New guidelines for brain injury treatment for children

As this year's National Football League season gets underway, some New York residents and fans around the country debate the issue of concussions and how the steps taken to prevent them affect the game. Of course, getting a concussion and subsequent brain injury is not limited to professional athletes. Players of any age may experience concussions and trauma to the brain can occur in a variety of ways. To prevent significant brain damage, a recent publication has highlighted new recommendations for diagnosing and managing mild brain injuries in children.

The Centers for Disease Control and Prevention published new guidelines for pediatricians who deal with mild traumatic brain injury (mTBI) routinely with their patients. There was a rigorous process to create and evaluate these recommendations, which were published in a major pediatric medical journal. One major guideline was that CT scans, or computed tomography, should not be utilized on a routine basis to diagnose mTBI. Rather, those determined to be a lower risk for brain injury should be evaluated using clinical decision rules.

Construction workers' accidents: 2 dead following fall

High-rise buildings are common sites in New York and other metropolitan areas around the country. Construction crews for new facilities must work every day in potentially hazardous environments. While safety gear and equipment is provided on job sites, construction workers' accidents still may unfortunately occur from time to time. A recent incident in another state claimed the lives of two workers on the site where a hotel was being built.

According to reports, several employees were working near the seventh floor at a construction site for a new Marriott hotel. As they were pouring concrete, the scaffolding they were on collapsed. A 34-year-old man and a 46-year-old man were killed in the accident. Another man was injured in the fall, yet declined offers to transport him to a hospital.

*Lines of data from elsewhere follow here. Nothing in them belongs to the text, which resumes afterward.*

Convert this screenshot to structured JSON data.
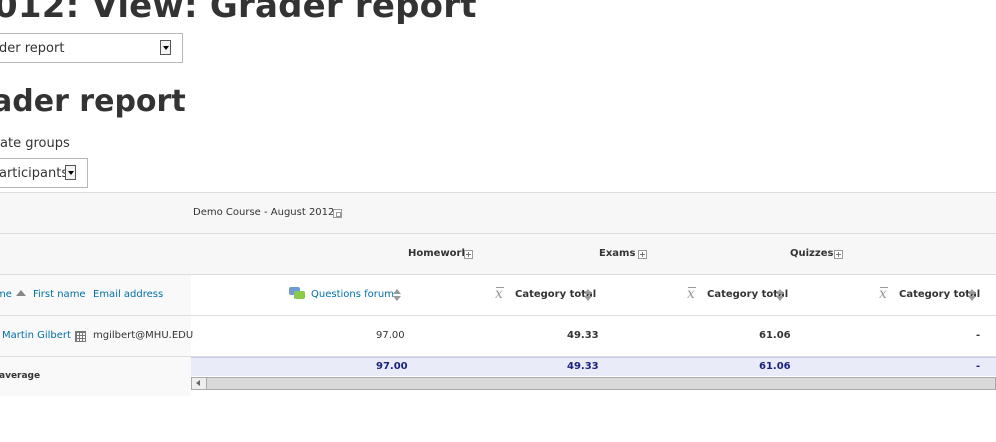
{
  "page": {
    "title": "012: View: Grader report",
    "report_select_value": "der report",
    "section_heading": "ader report",
    "groups_label": "ate groups",
    "groups_select_value": "articipants"
  },
  "grader": {
    "course_header": "Demo Course - August 2012",
    "categories": [
      "Homework",
      "Exams",
      "Quizzes"
    ],
    "columns": {
      "last_name": "me",
      "first_name": "First name",
      "email": "Email address",
      "forum": "Questions forum",
      "cat_total": "Category total"
    },
    "student": {
      "name": "Martin Gilbert",
      "email": "mgilbert@MHU.EDU",
      "forum": "97.00",
      "homework_total": "49.33",
      "exams_total": "61.06",
      "quizzes_total": "-"
    },
    "average": {
      "label": "average",
      "forum": "97.00",
      "homework_total": "49.33",
      "exams_total": "61.06",
      "quizzes_total": "-"
    }
  },
  "colors": {
    "link": "#0070a8",
    "average_bg": "#e9ecf8",
    "average_text": "#1a237e"
  },
  "icons": [
    "sort-up-icon",
    "sort-icon",
    "forum-icon",
    "mean-x-bar-icon",
    "expand-icon",
    "collapse-icon",
    "user-report-icon",
    "scroll-left-icon"
  ]
}
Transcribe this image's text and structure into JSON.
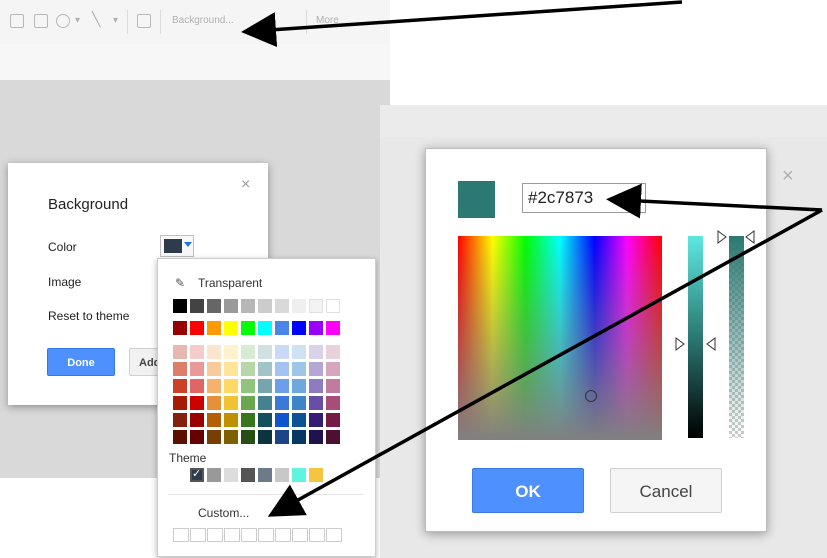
{
  "toolbar": {
    "background_label": "Background...",
    "more_label": "More",
    "icons": [
      "text-box-icon",
      "image-icon",
      "shape-icon",
      "line-icon",
      "comment-icon"
    ]
  },
  "background_dialog": {
    "title": "Background",
    "close": "×",
    "color_label": "Color",
    "image_label": "Image",
    "reset_label": "Reset to theme",
    "done_label": "Done",
    "add_label": "Add",
    "current_color": "#2e3b4a"
  },
  "palette": {
    "transparent_label": "Transparent",
    "theme_label": "Theme",
    "custom_label": "Custom...",
    "grays": [
      "#000000",
      "#434343",
      "#666666",
      "#999999",
      "#b7b7b7",
      "#cccccc",
      "#d9d9d9",
      "#efefef",
      "#f3f3f3",
      "#ffffff"
    ],
    "brights": [
      "#980000",
      "#ff0000",
      "#ff9900",
      "#ffff00",
      "#00ff00",
      "#00ffff",
      "#4a86e8",
      "#0000ff",
      "#9900ff",
      "#ff00ff"
    ],
    "shades": [
      [
        "#e6b8af",
        "#f4cccc",
        "#fce5cd",
        "#fff2cc",
        "#d9ead3",
        "#d0e0e3",
        "#c9daf8",
        "#cfe2f3",
        "#d9d2e9",
        "#ead1dc"
      ],
      [
        "#dd7e6b",
        "#ea9999",
        "#f9cb9c",
        "#ffe599",
        "#b6d7a8",
        "#a2c4c9",
        "#a4c2f4",
        "#9fc5e8",
        "#b4a7d6",
        "#d5a6bd"
      ],
      [
        "#cc4125",
        "#e06666",
        "#f6b26b",
        "#ffd966",
        "#93c47d",
        "#76a5af",
        "#6d9eeb",
        "#6fa8dc",
        "#8e7cc3",
        "#c27ba0"
      ],
      [
        "#a61c00",
        "#cc0000",
        "#e69138",
        "#f1c232",
        "#6aa84f",
        "#45818e",
        "#3c78d8",
        "#3d85c6",
        "#674ea7",
        "#a64d79"
      ],
      [
        "#85200c",
        "#990000",
        "#b45f06",
        "#bf9000",
        "#38761d",
        "#134f5c",
        "#1155cc",
        "#0b5394",
        "#351c75",
        "#741b47"
      ],
      [
        "#5b0f00",
        "#660000",
        "#783f04",
        "#7f6000",
        "#274e13",
        "#0c343d",
        "#1c4587",
        "#073763",
        "#20124d",
        "#4c1130"
      ]
    ],
    "theme_colors": [
      "#2e3b4a",
      "#999999",
      "#dddddd",
      "#555555",
      "#6c7b89",
      "#c8c8c8",
      "#5ff3e0",
      "#f5c542"
    ]
  },
  "picker": {
    "hex_value": "#2c7873",
    "preview_color": "#2c7873",
    "ok_label": "OK",
    "cancel_label": "Cancel",
    "close": "×"
  }
}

Evidently, one other man was on the scaffolding when it fell; however, he was not injured.

School bus safety reminders for the new school year

Kids in New York are back to school for the new year. Many children use the school bus system to get to and from their school each day. School buses are by far the safest mode of transportation for school-aged children, but accidents still happen due to improper driver conduct around school buses.

All drivers, passengers and pedestrians can do their part to decrease the risks of serious accidents during drop off and pick up times. School bus safety laws govern every vehicle and person on the road, so it’s important that everyone know what is and is not legal behaviors when travelling near these vehicles.

Many may not be aware a brain injury has occurred

College football season is gearing up to start soon on New York campuses and other locations around the nation. NFL preseason games are already underway, as well as youth programs involving children from kindergarten through high school. Despite all the protective gear and safety procedures used in football, it is still a contact sport and injuries are likely to occur, particularly concussions. Experts are concerned that a player may experience a brain injury and not be aware that it has happened.

Many athletes begin playing football or other contact sports at a young age. Often, in the past, the players were not educated on the symptoms of a concussion and what to look for if they receive a blow to the head. However, the dangers of multiple concussions are not being shared with programs at every level. More thorough testing and examinations are being conducted when players hurt their heads now.


Contact the Firm

Bold labels are required.

Contact Information

The use of the Internet or this form for communication with the firm or any individual member of the firm does not establish an attorney-client relationship. Confidential or time-sensitive information should not be sent through this form.


Privacy Policy

New York Office
20 West 36th Street
Suite 701
New York, NY 10018

Phone: 646-741-3886
Phone: 212-725-5755
Fax: 212-532-4809
Map & Directions

Paterson Office
418 Grand Street
Paterson, NJ 07505

Phone: 201-342-7995
Map & Directions

Bronx Office
250 Brook Avenue
Bronx, NY 10454

Phone: 347-291-8008
Fax: 347-226-9749
Map & Directions

  • New Jersey

  • Manhattan

  • The Bronx

Back to top